I don't do drafts. Does that sound pompous? Before you judge, I'm not claiming to be some sort of Mozart. (Remember that famous scene in Milos Forman's film Amadeus, where Salieri - having been assured by Mozart's wife that her husband doesn't make copies - is desperately rifling through reams of his rival's scores, dumfounded, seeking and failing to find any evidence of corrections? It's not quite like that.) What I mean to say is, I edit so stringently as I go along that my first version is always very close to the finished, accepted product. While some scribblers can pull off 'free writing', bashing out words and saving the painful business of editing for a later date, I've never been able to manage that. I wish I could, for the notion of being able to write freely is utterly intoxicating. Instead, I have to get the first sentence, the 'way in', absolutely right. That unlocks the next sentence, which must also be perfected until it, in turn, unlocks the path to the third sentence. If that sounds painfully obsessive-compulsive, you're right. It is. But there's a payoff at the end: the manuscript is virtually ready to go.

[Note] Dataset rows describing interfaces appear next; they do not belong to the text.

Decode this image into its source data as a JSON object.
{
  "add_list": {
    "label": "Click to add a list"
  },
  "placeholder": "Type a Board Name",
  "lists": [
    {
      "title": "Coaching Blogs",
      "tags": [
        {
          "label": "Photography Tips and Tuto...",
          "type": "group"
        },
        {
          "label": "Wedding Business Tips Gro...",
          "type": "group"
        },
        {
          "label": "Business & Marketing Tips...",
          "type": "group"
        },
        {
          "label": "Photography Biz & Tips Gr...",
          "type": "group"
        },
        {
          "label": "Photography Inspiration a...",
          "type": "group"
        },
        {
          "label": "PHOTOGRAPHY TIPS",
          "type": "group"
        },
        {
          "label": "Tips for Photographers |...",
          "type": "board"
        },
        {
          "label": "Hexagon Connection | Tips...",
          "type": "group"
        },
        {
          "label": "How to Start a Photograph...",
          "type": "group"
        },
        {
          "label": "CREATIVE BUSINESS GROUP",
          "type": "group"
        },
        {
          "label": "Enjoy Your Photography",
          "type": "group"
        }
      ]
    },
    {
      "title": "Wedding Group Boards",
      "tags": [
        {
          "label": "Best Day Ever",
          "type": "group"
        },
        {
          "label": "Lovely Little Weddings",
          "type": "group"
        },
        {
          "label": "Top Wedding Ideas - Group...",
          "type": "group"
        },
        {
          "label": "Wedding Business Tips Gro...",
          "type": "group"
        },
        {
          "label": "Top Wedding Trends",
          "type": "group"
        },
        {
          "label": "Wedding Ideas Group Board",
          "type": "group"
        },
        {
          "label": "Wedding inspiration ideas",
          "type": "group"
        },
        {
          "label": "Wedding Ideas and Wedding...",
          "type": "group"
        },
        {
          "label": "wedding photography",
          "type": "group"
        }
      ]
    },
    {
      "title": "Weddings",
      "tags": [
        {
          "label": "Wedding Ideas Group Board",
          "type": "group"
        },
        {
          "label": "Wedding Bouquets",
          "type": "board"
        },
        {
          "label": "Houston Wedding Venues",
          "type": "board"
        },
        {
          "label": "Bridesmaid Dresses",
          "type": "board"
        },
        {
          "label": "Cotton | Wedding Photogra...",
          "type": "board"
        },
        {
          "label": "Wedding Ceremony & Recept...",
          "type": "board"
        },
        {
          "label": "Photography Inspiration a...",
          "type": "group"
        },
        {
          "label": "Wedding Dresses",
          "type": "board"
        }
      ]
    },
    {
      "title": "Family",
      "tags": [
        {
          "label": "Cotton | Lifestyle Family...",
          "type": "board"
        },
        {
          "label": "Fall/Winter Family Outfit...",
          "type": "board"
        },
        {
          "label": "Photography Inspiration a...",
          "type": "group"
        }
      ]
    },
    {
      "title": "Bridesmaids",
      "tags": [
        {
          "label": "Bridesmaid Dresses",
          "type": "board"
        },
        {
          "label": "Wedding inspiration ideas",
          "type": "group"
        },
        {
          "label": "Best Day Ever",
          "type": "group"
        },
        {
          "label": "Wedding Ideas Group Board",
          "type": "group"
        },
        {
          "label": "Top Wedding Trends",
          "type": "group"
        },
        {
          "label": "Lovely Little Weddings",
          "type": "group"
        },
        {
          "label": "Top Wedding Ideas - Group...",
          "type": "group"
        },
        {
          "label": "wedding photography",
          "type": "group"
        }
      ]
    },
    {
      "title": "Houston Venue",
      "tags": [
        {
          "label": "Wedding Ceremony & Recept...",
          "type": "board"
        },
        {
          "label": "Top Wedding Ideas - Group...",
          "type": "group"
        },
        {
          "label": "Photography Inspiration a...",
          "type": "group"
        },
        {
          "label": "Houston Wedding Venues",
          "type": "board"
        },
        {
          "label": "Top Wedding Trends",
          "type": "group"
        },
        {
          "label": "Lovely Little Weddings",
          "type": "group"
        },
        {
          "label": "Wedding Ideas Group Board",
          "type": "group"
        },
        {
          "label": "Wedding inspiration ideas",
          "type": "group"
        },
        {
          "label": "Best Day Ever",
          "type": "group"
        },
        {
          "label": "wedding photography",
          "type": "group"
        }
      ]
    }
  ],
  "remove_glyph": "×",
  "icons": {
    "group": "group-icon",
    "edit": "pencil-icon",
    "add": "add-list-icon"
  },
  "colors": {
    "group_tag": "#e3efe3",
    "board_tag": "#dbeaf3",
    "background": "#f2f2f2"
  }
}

Ah, but as it turns out, that's not how it works. Self-publishing is gloriously instant gratification, but in traditional publishing, no matter how 'clean' the copy, no matter how happy your editor might be, no matter how much the writer is chomping at the bit, there is much to do between submission and publication. The authors' information from Little, Brown, my publishing house in the UK, says that one's publicist and marketing team are assigned after submission, about nine months ahead of publication. That's right. A human pregnancy and the "gearing up" period for a book's publication take about the same amount of time - and if, like me, you're a woman that's given birth, you remember how long that felt.
All the Ghosts in the Machine: Illusions of Immortality in the Digital Age has been a fascinating book to write. On one hand, it's directly focused on death, digital death, and digital afterlives. On the other, these topics are merely lenses, a pair of spectacles that I've donned to more closely examine identity, privacy, relationships and grief; our rapidly changing social mores; and the ethical, moral, and legal dilemmas posed by our modern digital existence. Death in the digital age is important to consider in itself, but it's even more important because, looked at in depth, it really helps us think about how we're living now. I'm an impatient sort of person anyway, but I'm particularly impatient now, because I can't wait to share it with you.
All the Ghosts in the Machine: Illusions of Immortality in the Digital Age is out on 25 April 2019 from Robinson/Little, Brown UK.